Isabelle Côté (she/her) is an Associate Professor in the Department of Political Science at Memorial University of Newfoundland. She received her PhD in Political Science from the University of Toronto and was a postdoctoral fellow at KITLV (Royal Netherlands Institute of Southeast Asian and Caribbean Studies) in Leiden, Netherlands. Prior to that, she held various guest researcher positions at Minzu University in Beijing, the Nordic Institute for Asian Studies in Copenhagen, the Indonesian Institute of Science in Jakarta, and the Peace and Conflict Studies Center at Uppsala, Sweden.
Her work examines the role of demographic factors in general, and internal population movements in particular, on intrastate conflict and contentious politics in Asia and beyond. As such, her work crosses multiple disciplines: political science, demography, area studies, geography and peace and conflict studies. She has published in numerous journals including Ethnic and Racial Studies; PS: Political Science and Politics; Democratization; Civil Wars; Ethnopolitics; Studies in Conflict and Terrorism; and Journal of Southeast Asian Studies. She has also co-edited a volume on ‘Sons of the Soil’ conflict (Routledge, 2019), and another on population resettlement in Newfoundland and Labrador and beyond (ISER Books, 2020).

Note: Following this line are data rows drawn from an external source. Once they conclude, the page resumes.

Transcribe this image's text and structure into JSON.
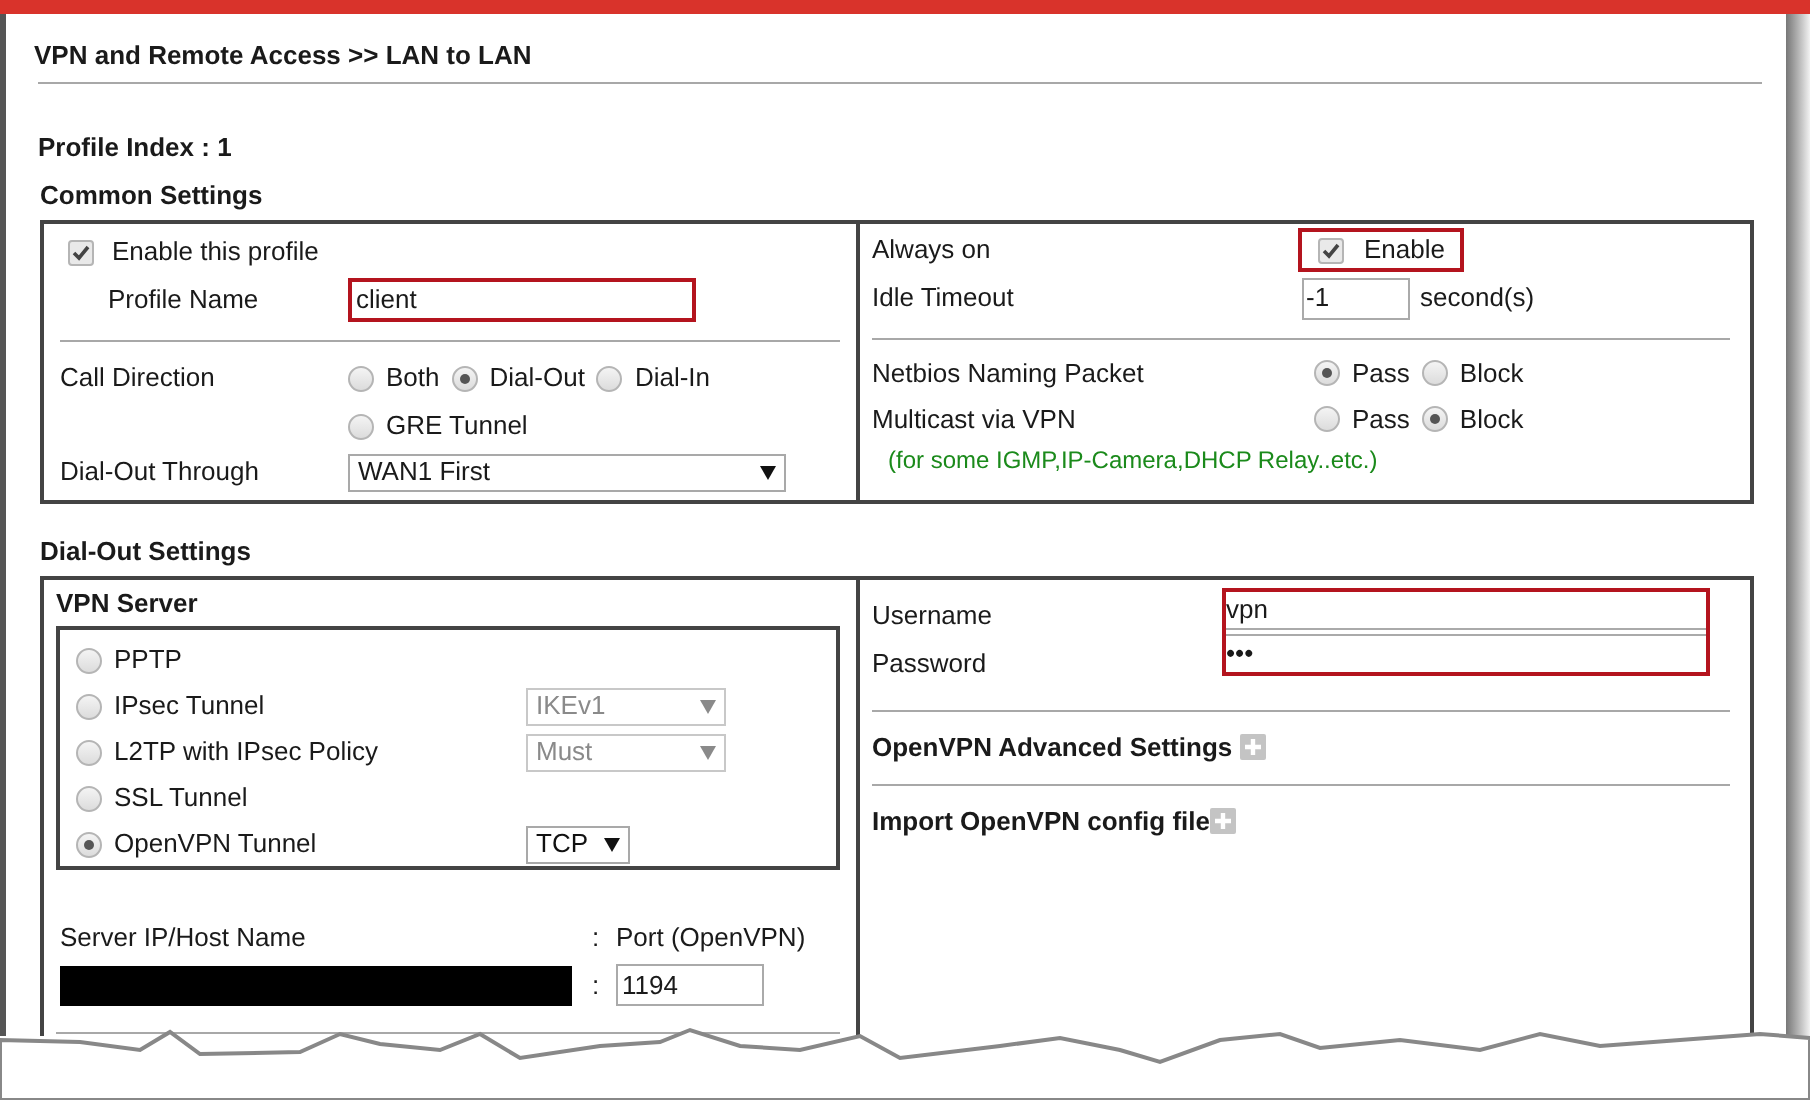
{
  "breadcrumb": "VPN and Remote Access >> LAN to LAN",
  "profile_index": "Profile Index : 1",
  "common_settings": {
    "title": "Common Settings",
    "enable_profile": {
      "label": "Enable this profile",
      "checked": true
    },
    "profile_name": {
      "label": "Profile Name",
      "value": "client",
      "highlighted": true
    },
    "call_direction": {
      "label": "Call Direction",
      "options": [
        {
          "label": "Both",
          "selected": false
        },
        {
          "label": "Dial-Out",
          "selected": true
        },
        {
          "label": "Dial-In",
          "selected": false
        },
        {
          "label": "GRE Tunnel",
          "selected": false
        }
      ]
    },
    "dial_out_through": {
      "label": "Dial-Out Through",
      "value": "WAN1 First"
    },
    "always_on": {
      "label": "Always on",
      "option": "Enable",
      "checked": true,
      "highlighted": true
    },
    "idle_timeout": {
      "label": "Idle Timeout",
      "value": "-1",
      "unit": "second(s)"
    },
    "netbios": {
      "label": "Netbios Naming Packet",
      "options": [
        {
          "label": "Pass",
          "selected": true
        },
        {
          "label": "Block",
          "selected": false
        }
      ]
    },
    "multicast": {
      "label": "Multicast via VPN",
      "options": [
        {
          "label": "Pass",
          "selected": false
        },
        {
          "label": "Block",
          "selected": true
        }
      ],
      "note": "(for some IGMP,IP-Camera,DHCP Relay..etc.)"
    }
  },
  "dial_out_settings": {
    "title": "Dial-Out Settings",
    "vpn_server": {
      "title": "VPN Server",
      "options": [
        {
          "label": "PPTP",
          "selected": false
        },
        {
          "label": "IPsec Tunnel",
          "selected": false,
          "select": {
            "value": "IKEv1",
            "disabled": true
          }
        },
        {
          "label": "L2TP with IPsec Policy",
          "selected": false,
          "select": {
            "value": "Must",
            "disabled": true
          }
        },
        {
          "label": "SSL Tunnel",
          "selected": false
        },
        {
          "label": "OpenVPN Tunnel",
          "selected": true,
          "select": {
            "value": "TCP",
            "disabled": false
          }
        }
      ]
    },
    "server_host": {
      "label": "Server IP/Host Name",
      "redacted": true
    },
    "port": {
      "label_separator": ":",
      "label": "Port (OpenVPN)",
      "value_separator": ":",
      "value": "1194"
    },
    "credentials": {
      "highlighted": true,
      "username": {
        "label": "Username",
        "value": "vpn"
      },
      "password": {
        "label": "Password",
        "value": "•••"
      }
    },
    "openvpn_advanced": "OpenVPN Advanced Settings",
    "import_config": "Import OpenVPN config file"
  }
}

Isabelle is also a multiple award-winning lecturer and researcher. She has received the 2020 Excellence in Teaching national award from the Canadian Political Science Association, and the 2020 HSS Dean’s award for Teaching Excellence.
Nexus Research Assistants

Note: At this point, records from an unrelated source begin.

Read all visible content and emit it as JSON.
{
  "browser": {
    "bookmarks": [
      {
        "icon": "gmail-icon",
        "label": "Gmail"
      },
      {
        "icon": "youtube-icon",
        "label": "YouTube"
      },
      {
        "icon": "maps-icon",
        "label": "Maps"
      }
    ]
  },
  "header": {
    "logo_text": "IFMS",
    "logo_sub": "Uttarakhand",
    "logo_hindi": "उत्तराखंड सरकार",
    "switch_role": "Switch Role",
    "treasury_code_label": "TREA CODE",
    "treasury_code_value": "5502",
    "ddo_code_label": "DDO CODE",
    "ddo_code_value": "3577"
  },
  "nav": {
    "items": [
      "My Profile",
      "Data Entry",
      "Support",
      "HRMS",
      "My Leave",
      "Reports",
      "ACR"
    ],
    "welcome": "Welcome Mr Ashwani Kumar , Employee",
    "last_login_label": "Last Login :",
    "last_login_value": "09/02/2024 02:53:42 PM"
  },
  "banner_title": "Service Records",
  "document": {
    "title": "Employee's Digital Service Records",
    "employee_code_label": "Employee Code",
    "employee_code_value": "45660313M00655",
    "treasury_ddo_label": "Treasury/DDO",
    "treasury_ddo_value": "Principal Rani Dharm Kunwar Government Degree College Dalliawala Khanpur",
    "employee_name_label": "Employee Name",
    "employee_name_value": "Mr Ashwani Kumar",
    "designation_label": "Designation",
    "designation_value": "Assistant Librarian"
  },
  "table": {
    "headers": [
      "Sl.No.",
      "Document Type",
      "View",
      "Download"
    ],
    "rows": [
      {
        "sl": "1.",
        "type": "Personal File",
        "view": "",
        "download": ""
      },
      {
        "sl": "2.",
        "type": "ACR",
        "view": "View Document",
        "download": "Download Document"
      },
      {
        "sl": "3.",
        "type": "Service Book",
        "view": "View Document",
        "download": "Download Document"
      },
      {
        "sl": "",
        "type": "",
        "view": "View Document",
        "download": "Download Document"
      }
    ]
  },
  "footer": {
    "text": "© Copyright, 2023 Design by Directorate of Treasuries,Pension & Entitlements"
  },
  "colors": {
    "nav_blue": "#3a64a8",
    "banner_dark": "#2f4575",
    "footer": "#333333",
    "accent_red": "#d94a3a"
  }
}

Shannon Fraser (she/her) is an Interdisciplinary PhD student integrating Anthropology, Political Economy and Critical Mental Health in her study of long-term unemployment and underemployment. She previously earned a B.A. in Interdisciplinary Studies (Narrative and Culture), B.A. in English Language, B.Ed. in Secondary English and ESL, and M.A. in English Literature (Indigenous and Settler Literatures). Shannon is an educator with a 25-year history as a dedicated community volunteer; she is an everyday community advocate for reconciliation and decolonization, for equity, diversity and inclusion, for institutional accountability, and for grassroots mental health supports.
Sheridan Thompson (she/her) lives in Newfoundland with her two children and is currently a doctoral candidate in the Interdisciplinary PhD program at Memorial University of Newfoundland. Sheridan’s research is focused on coastal communities in Iceland and adaptation in response to a rapidly changing environment perpetuated by climate change. Locally, Sheridan is involved in community work concerning the human-environmental relations along the coasts of Newfoundland and Labrador. Aside from being an active member within the St. John’s community, Sheridan spends a great deal of time in the water and on the trails near the coasts.
A connection or series of connections linking two or more things; a connected group or series; a central or focal point.
-- English Oxford Living Dictionary
To subscribe to our email list enter your email address below.